Courts pave the way for the removal of Confederate statues in the heart of the deadly Charlottesville “Unite the Right” rally


The Virginia Supreme Court paved the way for the removal of two federal statues in Charlottesville on Thursday. One of them was previously the center of a deadly 2017 rally attended by hundreds of neo-Nazis and white supremacists.

TheĀ· State Supreme Court overturns inferior court ruling In support of a group of residents who have sued the city to prevent the destruction of statues of Confederate Generals Robert E. Lee and Thomas J. “Stonewall” Jackson.

This decision is the latest in a series Similar moves nationwide to remove the symbol of white supremacy.. According to a year-end update of the Southern Poverty Law Center, 168 such symbols were renamed or removed last year, including placards, the dedication of buildings, and more than 90 Confederate monuments. “Who’s Legacy?” Report, Track Confederate symbols across the country.

Charlottesville has received particular national attention since 2017 after the “Unite the Right” rally was held in the city in August. The event’s white supremacist organizers said they had gathered to protect the statue of Lee, who is currently allowed to be removed.

The statue of General Robert E. Lee of the Confederate Army stands behind a crowd of hundreds of white supremacists, neo-Nazis, and members of the

At the Unite the Right Rally in Charlottesville, Virginia, on August 12, 2017, a statue of General Robert E. Lee of the Confederate Army was featured by hundreds of white supremacists, neo-Nazis, and the “alt-right.” Standing behind the members of.

Organizers met with a large group of opposition activists, killing three people and injuring dozens in the clash. A woman was killed at the event after a neo-Nazi thrust his car into a protester. President Donald Trump at that time There were “good” people on “both sides” of the protest.

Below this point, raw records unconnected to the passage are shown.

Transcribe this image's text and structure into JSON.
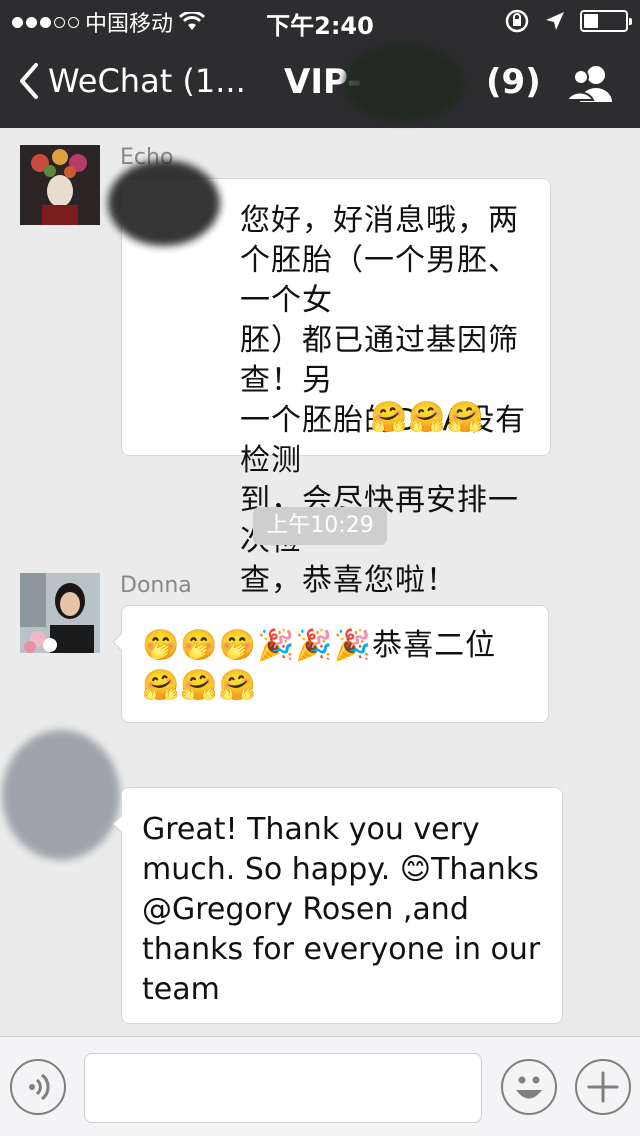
{
  "status_bar": {
    "carrier": "中国移动",
    "time": "下午2:40",
    "battery_level": 0.32
  },
  "nav": {
    "back_label": "WeChat (1...",
    "title": "VIP-",
    "member_count": "(9)"
  },
  "messages": [
    {
      "sender": "Echo",
      "text": "您好，好消息哦，两\n个胚胎（一个男胚、一个女\n胚）都已通过基因筛查！另\n一个胚胎的DNA没有检测\n到，会尽快再安排一次检\n查，恭喜您啦！",
      "emoji": "🤗🤗🤗"
    },
    {
      "sender": "Donna",
      "emoji_line1": "🤭🤭🤭🎉🎉🎉",
      "text": "恭喜二位",
      "emoji_line2": "🤗🤗🤗"
    },
    {
      "sender": "",
      "text1": "Great! Thank you very\nmuch. So happy. ",
      "emoji": "😊",
      "text2": "Thanks\n@Gregory Rosen ,and\nthanks for everyone in our\nteam"
    }
  ],
  "timestamp": "上午10:29",
  "input": {
    "placeholder": ""
  },
  "icons": {
    "voice": "voice-icon",
    "emoji": "emoji-icon",
    "add": "plus-icon",
    "group": "group-icon",
    "back": "chevron-left-icon"
  }
}
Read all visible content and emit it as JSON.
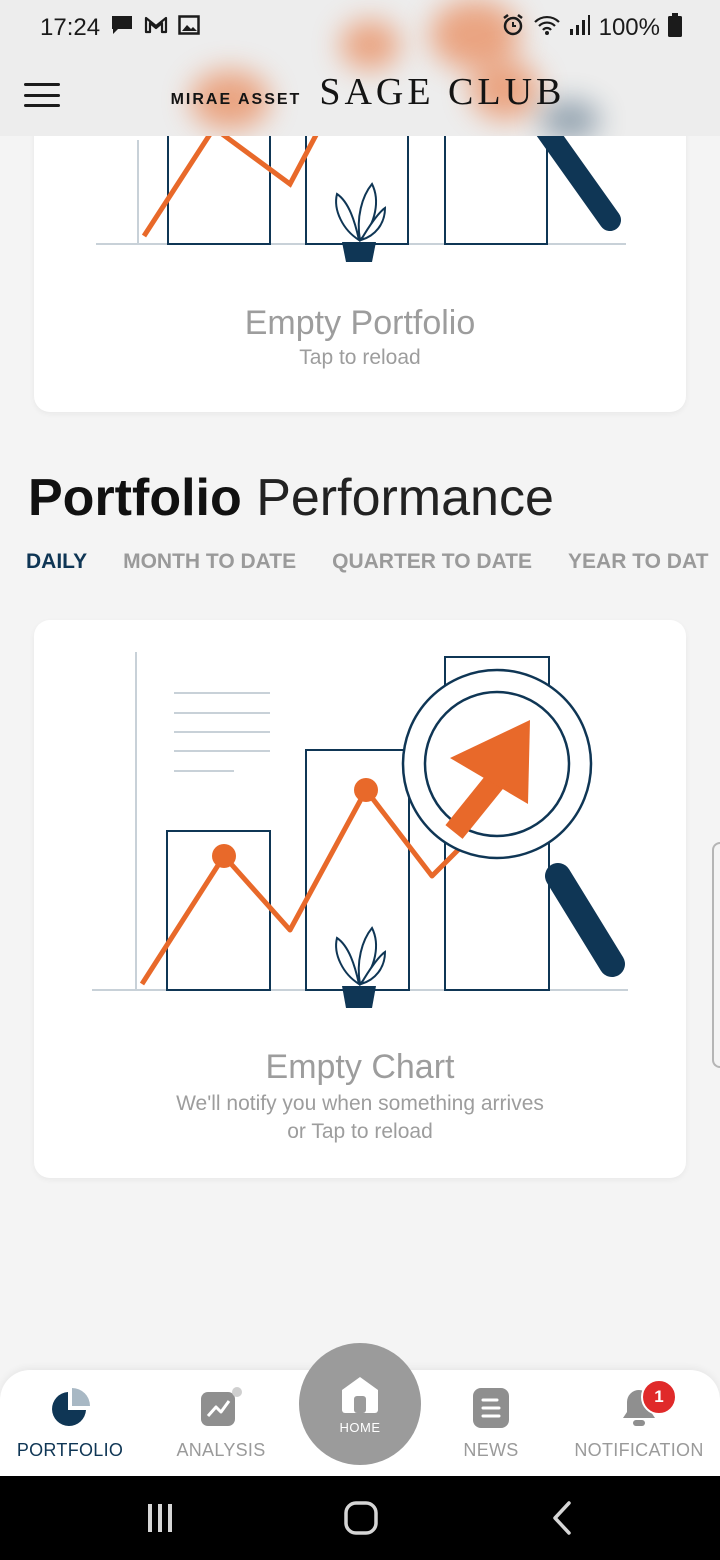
{
  "status_bar": {
    "time": "17:24",
    "battery": "100%",
    "icons": [
      "message-icon",
      "gmail-icon",
      "image-icon",
      "alarm-icon",
      "wifi-icon",
      "signal-icon",
      "battery-icon"
    ]
  },
  "app_bar": {
    "brand_small": "MIRAE ASSET",
    "brand_large": "SAGE CLUB",
    "menu_icon": "hamburger-menu-icon"
  },
  "portfolio_card": {
    "title": "Empty Portfolio",
    "subtitle": "Tap to reload"
  },
  "performance": {
    "title_bold": "Portfolio",
    "title_light": "Performance",
    "tabs": [
      {
        "label": "DAILY",
        "active": true
      },
      {
        "label": "MONTH TO DATE",
        "active": false
      },
      {
        "label": "QUARTER TO DATE",
        "active": false
      },
      {
        "label": "YEAR TO DAT",
        "active": false
      }
    ]
  },
  "chart_card": {
    "title": "Empty Chart",
    "line1": "We'll notify you when something arrives",
    "line2": "or Tap to reload"
  },
  "bottom_nav": {
    "items": [
      {
        "label": "PORTFOLIO",
        "icon": "pie-chart-icon",
        "active": true
      },
      {
        "label": "ANALYSIS",
        "icon": "analysis-chart-icon",
        "active": false
      },
      {
        "label": "NEWS",
        "icon": "news-icon",
        "active": false
      },
      {
        "label": "NOTIFICATION",
        "icon": "bell-icon",
        "active": false
      }
    ],
    "home_label": "HOME",
    "notification_count": "1"
  },
  "colors": {
    "accent_navy": "#0f3655",
    "accent_orange": "#e8692a",
    "muted_gray": "#9a9a9a",
    "badge_red": "#e02a2a"
  }
}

Confederate emblems are common in the South, but Virginia has the most Confederate symbols.

In February, Legislature passed a bill to remove the statues of former Virginia Governor and US Senator Harry F. Birdsenior from the premises of the Legislature. He was considered the designer of the state’s racist “massive resistance” policy to the integration of public schools.

Activists have long sought to remove these symbols, but after George Floyd’s death, the movement became more powerful. Today, the Confederate symbol is more closely associated with white supremacy, but many still defend these statues and monuments as a Southern heritage.

According to the latest SPLC report published in February, nearly 2,100 emblems and dedication to the Confederates remain, including more than 700 statues.

Contribution: Associated Press

This article was originally published in USA TODAY: Charlottesville Confederate statues can be removed: Virginia Court